    The list includes the file uploaded when the container and SAS were created.

  3. Use the following command to verify that you can read the contents of the file. Replace the SASCONTAINER and SASACCOUNTNAME as in the previous step. Replace sample.log with the name of the file displayed in the previous command:

    hdfs dfs -text wasb://SASCONTAINER@SASACCOUNTNAME.blob.core.windows.net/sample.log
    

    This command lists the contents of the file.

  4. Use the following command to download the file to the local file system:

    hdfs dfs -get wasbs://SASCONTAINER@SASACCOUNTNAME.blob.core.windows.net/sample.log testfile.txt
    

    This command downloads the file to a local file named testfile.txt.
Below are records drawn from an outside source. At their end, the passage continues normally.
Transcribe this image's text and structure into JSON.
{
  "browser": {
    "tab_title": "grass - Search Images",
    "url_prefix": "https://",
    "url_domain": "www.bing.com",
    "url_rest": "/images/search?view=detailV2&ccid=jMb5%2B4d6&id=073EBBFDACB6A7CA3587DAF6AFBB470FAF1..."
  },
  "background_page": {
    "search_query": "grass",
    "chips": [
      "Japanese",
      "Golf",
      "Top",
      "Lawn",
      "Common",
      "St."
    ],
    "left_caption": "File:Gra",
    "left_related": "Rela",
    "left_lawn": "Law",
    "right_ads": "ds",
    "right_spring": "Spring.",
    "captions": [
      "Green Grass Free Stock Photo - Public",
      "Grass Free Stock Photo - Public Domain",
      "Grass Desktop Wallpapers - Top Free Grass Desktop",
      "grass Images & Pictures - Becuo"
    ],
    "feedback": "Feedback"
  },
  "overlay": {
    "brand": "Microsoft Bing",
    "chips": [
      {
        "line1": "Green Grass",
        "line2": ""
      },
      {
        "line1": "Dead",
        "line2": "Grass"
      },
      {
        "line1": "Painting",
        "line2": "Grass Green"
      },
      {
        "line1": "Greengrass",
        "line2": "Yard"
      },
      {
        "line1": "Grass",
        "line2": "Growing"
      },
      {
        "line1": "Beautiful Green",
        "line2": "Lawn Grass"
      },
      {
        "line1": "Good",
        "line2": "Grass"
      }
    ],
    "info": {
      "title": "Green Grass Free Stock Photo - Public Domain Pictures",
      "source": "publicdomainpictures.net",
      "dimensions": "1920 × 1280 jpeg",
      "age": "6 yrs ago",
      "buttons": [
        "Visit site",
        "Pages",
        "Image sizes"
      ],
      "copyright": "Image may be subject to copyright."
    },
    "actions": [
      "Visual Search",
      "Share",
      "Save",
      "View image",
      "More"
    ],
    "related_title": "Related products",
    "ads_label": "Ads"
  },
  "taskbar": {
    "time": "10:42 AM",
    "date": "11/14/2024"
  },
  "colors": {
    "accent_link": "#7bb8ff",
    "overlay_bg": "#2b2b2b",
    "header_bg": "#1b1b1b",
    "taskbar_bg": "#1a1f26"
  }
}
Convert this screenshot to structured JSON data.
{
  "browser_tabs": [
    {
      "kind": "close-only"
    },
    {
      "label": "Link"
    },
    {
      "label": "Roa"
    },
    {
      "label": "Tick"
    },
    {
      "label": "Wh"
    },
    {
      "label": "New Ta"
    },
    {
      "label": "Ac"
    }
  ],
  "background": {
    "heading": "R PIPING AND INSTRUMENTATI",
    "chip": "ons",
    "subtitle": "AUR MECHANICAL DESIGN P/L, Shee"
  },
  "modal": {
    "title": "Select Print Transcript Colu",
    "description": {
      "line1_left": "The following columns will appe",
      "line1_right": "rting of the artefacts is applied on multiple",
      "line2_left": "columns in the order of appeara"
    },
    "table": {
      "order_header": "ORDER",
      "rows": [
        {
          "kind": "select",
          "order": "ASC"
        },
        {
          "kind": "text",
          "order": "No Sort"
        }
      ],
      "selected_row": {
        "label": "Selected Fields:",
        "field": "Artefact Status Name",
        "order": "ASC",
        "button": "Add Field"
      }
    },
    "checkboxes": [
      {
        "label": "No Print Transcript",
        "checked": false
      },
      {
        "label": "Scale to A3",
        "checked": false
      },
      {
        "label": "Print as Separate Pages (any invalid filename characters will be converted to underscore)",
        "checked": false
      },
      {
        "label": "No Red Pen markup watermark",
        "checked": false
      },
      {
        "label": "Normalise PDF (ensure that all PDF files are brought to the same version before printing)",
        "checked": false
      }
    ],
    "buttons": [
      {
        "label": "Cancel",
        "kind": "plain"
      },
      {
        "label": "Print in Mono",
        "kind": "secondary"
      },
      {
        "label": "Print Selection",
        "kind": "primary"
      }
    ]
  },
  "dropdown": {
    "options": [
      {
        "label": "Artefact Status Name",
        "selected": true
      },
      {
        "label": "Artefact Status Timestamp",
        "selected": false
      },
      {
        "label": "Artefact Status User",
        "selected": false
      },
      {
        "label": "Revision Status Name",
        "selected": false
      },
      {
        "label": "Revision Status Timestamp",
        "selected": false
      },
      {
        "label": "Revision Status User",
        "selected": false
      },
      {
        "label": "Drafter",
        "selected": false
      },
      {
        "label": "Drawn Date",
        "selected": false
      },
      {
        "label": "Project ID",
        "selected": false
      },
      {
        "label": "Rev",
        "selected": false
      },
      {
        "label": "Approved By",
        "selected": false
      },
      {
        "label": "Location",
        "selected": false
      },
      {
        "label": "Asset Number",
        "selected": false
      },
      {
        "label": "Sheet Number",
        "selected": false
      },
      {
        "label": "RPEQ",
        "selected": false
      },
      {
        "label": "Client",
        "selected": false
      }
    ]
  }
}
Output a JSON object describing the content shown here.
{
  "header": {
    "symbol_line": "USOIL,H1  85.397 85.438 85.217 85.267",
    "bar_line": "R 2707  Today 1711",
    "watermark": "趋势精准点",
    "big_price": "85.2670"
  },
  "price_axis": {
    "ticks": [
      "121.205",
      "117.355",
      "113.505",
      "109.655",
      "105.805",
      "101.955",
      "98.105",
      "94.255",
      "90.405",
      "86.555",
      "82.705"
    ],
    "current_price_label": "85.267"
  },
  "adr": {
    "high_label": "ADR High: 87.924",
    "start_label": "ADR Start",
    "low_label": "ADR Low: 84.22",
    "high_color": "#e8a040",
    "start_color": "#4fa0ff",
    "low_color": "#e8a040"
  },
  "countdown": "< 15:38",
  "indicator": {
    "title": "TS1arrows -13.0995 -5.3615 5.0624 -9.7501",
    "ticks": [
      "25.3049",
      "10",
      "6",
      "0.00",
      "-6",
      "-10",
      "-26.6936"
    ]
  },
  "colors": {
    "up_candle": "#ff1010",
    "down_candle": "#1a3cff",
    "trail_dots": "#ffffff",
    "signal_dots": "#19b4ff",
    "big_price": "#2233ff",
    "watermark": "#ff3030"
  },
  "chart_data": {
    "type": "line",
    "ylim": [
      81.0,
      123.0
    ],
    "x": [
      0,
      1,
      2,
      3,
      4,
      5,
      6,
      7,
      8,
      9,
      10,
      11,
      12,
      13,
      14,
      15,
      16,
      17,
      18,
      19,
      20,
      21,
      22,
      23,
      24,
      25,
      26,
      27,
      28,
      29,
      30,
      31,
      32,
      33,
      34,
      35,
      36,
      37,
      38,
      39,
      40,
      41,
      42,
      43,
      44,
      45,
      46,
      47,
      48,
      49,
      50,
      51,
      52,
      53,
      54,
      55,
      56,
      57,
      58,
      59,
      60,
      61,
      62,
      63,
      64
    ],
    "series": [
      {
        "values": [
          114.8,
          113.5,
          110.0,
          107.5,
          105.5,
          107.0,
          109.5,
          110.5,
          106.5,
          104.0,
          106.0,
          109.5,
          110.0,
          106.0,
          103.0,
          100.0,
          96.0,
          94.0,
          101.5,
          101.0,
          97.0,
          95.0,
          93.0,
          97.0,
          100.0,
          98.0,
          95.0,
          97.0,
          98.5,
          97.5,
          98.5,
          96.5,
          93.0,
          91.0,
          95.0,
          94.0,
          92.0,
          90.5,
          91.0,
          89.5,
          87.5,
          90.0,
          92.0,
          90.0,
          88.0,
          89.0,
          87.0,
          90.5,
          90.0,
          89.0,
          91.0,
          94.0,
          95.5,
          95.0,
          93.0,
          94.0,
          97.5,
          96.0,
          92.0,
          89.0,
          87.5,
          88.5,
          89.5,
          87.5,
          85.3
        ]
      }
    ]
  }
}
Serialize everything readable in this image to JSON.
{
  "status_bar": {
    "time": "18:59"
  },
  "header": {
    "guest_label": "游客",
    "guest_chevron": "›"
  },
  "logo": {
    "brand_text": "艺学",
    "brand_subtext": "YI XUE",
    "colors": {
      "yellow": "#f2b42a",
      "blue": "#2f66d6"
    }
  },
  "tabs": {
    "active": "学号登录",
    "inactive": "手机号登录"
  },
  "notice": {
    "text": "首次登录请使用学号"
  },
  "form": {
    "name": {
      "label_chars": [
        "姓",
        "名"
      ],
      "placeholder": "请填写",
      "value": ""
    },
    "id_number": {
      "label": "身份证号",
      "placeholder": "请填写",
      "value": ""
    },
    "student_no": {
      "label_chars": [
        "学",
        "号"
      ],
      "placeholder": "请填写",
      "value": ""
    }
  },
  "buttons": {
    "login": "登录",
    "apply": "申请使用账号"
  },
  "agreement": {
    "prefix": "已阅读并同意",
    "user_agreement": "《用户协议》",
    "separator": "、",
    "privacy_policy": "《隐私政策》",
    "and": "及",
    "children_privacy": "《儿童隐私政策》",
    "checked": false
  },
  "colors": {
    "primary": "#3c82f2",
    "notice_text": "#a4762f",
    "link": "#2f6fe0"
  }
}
  5. Use the following command to upload the local file to a new file named testupload.txt on the SAS storage:

    hdfs dfs -put testfile.txt wasbs://SASCONTAINER@SASACCOUNTNAME.blob.core.windows.net/testupload.txt
    

    You receive a message similar to the following text:

     put: java.io.IOException
    

    This error occurs because the storage location is read+list only. Use the following command to put the data on the default storage for the cluster, which is writable:

    hdfs dfs -put testfile.txt wasbs:///testupload.txt
    

    This time, the operation should complete successfully.

Next steps

Now that you have learned how to add limited-access storage to your HDInsight cluster, learn other ways to work with data on your cluster: